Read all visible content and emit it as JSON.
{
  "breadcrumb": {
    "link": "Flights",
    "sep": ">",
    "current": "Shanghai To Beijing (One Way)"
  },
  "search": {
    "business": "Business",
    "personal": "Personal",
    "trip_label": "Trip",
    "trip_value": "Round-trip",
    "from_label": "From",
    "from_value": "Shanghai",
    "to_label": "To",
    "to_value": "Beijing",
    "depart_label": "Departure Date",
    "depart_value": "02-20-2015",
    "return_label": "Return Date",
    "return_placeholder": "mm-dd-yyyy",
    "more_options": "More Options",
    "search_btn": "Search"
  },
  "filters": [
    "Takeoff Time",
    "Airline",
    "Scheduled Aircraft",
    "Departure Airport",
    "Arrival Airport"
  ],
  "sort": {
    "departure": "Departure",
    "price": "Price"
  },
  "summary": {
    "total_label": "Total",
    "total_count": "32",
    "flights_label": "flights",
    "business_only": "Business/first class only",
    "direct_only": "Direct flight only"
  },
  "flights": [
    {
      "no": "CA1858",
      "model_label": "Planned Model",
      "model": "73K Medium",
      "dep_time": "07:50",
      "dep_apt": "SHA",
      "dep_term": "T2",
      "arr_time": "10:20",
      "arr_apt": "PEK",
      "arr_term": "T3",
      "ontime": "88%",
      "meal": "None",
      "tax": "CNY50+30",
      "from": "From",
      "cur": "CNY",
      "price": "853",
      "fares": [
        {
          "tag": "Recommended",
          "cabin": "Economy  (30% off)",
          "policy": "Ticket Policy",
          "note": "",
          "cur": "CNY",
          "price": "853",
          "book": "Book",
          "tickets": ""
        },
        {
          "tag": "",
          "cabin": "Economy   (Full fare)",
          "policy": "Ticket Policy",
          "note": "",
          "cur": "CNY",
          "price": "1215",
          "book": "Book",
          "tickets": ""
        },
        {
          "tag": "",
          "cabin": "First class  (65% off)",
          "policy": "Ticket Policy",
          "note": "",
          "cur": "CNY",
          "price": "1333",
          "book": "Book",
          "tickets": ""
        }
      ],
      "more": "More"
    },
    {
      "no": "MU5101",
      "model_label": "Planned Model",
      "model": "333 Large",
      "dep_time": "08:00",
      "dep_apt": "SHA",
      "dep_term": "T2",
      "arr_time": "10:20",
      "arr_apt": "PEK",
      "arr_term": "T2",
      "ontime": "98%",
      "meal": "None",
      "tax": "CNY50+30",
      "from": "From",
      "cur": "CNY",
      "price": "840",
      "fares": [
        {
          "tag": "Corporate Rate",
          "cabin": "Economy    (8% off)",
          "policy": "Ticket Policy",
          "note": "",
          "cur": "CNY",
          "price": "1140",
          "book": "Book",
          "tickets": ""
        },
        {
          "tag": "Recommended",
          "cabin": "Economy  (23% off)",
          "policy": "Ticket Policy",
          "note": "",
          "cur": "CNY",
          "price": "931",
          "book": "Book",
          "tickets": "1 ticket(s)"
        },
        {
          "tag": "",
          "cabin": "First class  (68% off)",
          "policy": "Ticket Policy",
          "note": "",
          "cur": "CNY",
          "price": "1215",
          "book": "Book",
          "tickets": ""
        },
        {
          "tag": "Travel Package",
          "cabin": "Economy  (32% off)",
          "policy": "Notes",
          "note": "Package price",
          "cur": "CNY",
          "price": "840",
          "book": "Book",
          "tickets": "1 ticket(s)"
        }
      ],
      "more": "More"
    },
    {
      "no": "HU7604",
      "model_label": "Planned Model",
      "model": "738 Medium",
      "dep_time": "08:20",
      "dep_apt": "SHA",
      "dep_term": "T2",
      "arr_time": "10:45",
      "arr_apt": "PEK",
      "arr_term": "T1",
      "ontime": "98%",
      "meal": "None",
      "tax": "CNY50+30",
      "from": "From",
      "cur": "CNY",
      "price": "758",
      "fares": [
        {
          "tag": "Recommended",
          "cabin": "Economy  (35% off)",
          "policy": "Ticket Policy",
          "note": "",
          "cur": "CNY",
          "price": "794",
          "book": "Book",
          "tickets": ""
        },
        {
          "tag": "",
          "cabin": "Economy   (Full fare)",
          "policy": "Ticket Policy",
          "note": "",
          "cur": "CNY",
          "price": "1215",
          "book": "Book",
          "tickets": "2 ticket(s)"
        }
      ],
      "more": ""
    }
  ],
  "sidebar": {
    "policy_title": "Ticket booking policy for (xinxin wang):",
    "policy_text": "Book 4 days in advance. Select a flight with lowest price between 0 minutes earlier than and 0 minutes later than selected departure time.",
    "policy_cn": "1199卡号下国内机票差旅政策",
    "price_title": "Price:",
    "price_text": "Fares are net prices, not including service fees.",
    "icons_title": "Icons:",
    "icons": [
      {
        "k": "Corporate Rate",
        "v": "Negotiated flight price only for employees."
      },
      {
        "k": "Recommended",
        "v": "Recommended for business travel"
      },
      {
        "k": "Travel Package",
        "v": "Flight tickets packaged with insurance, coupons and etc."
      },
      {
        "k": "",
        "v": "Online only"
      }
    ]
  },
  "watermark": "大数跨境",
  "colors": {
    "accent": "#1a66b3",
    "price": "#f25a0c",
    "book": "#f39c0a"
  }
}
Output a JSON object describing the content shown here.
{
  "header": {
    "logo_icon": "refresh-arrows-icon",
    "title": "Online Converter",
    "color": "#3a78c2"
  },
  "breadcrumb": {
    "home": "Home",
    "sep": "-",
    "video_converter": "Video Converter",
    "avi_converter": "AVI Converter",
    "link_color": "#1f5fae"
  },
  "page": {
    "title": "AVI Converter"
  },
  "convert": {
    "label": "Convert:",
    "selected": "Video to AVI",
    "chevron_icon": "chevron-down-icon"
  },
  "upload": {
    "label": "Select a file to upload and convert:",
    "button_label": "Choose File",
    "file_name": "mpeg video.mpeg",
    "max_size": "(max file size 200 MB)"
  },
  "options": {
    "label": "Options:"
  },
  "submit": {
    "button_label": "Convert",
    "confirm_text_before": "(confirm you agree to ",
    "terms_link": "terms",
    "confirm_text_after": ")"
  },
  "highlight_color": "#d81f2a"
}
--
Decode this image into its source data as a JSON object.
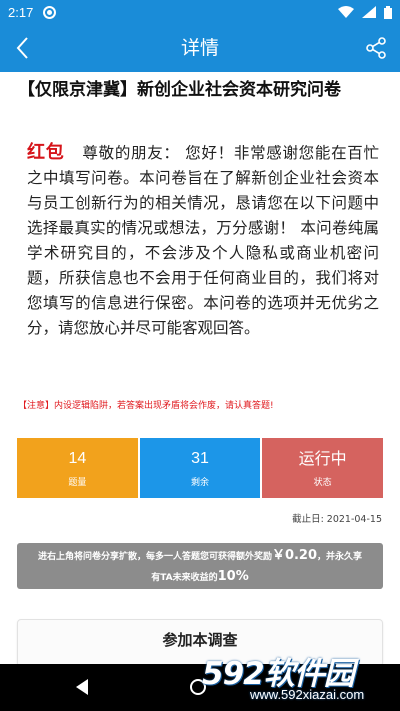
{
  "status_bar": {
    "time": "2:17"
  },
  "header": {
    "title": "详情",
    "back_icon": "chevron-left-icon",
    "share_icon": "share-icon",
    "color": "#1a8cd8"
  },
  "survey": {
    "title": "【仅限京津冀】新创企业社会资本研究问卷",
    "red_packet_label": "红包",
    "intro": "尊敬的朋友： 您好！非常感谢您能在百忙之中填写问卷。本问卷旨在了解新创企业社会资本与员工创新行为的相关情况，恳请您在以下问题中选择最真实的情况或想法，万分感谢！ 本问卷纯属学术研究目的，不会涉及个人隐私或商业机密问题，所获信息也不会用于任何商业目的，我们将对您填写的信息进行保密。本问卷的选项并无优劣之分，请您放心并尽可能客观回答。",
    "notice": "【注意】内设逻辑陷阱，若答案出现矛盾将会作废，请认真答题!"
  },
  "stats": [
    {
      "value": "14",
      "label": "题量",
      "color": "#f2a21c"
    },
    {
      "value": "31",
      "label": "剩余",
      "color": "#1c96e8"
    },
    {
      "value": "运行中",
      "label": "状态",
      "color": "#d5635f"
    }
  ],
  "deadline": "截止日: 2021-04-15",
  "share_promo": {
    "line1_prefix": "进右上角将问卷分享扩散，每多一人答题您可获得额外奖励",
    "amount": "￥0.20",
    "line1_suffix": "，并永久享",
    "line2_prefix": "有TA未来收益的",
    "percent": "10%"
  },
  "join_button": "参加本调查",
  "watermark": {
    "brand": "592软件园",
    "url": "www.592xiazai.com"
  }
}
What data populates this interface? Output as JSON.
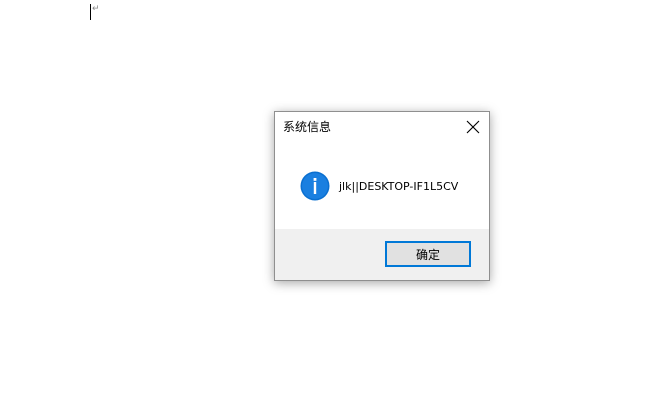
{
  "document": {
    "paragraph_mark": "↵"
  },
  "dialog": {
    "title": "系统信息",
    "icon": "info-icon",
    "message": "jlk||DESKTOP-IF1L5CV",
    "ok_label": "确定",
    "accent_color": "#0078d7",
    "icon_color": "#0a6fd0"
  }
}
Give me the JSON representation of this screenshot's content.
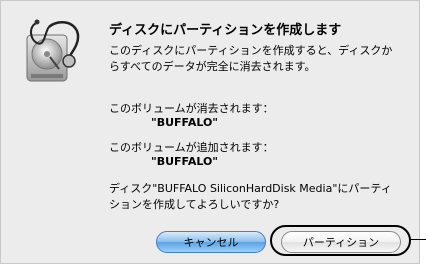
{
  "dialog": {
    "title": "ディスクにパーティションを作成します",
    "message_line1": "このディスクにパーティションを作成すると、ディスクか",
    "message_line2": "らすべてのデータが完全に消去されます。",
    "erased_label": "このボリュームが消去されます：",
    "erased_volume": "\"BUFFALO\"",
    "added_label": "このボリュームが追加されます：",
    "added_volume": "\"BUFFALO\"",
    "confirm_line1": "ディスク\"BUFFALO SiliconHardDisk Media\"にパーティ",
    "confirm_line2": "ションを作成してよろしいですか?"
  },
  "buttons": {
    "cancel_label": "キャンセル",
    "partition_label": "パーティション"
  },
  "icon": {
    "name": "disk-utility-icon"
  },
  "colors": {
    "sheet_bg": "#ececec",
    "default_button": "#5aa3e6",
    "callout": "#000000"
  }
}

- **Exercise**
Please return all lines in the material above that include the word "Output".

- **Solution to this problem**
Output a JSON object describing the content shown here.
What data populates this interface? Output as JSON.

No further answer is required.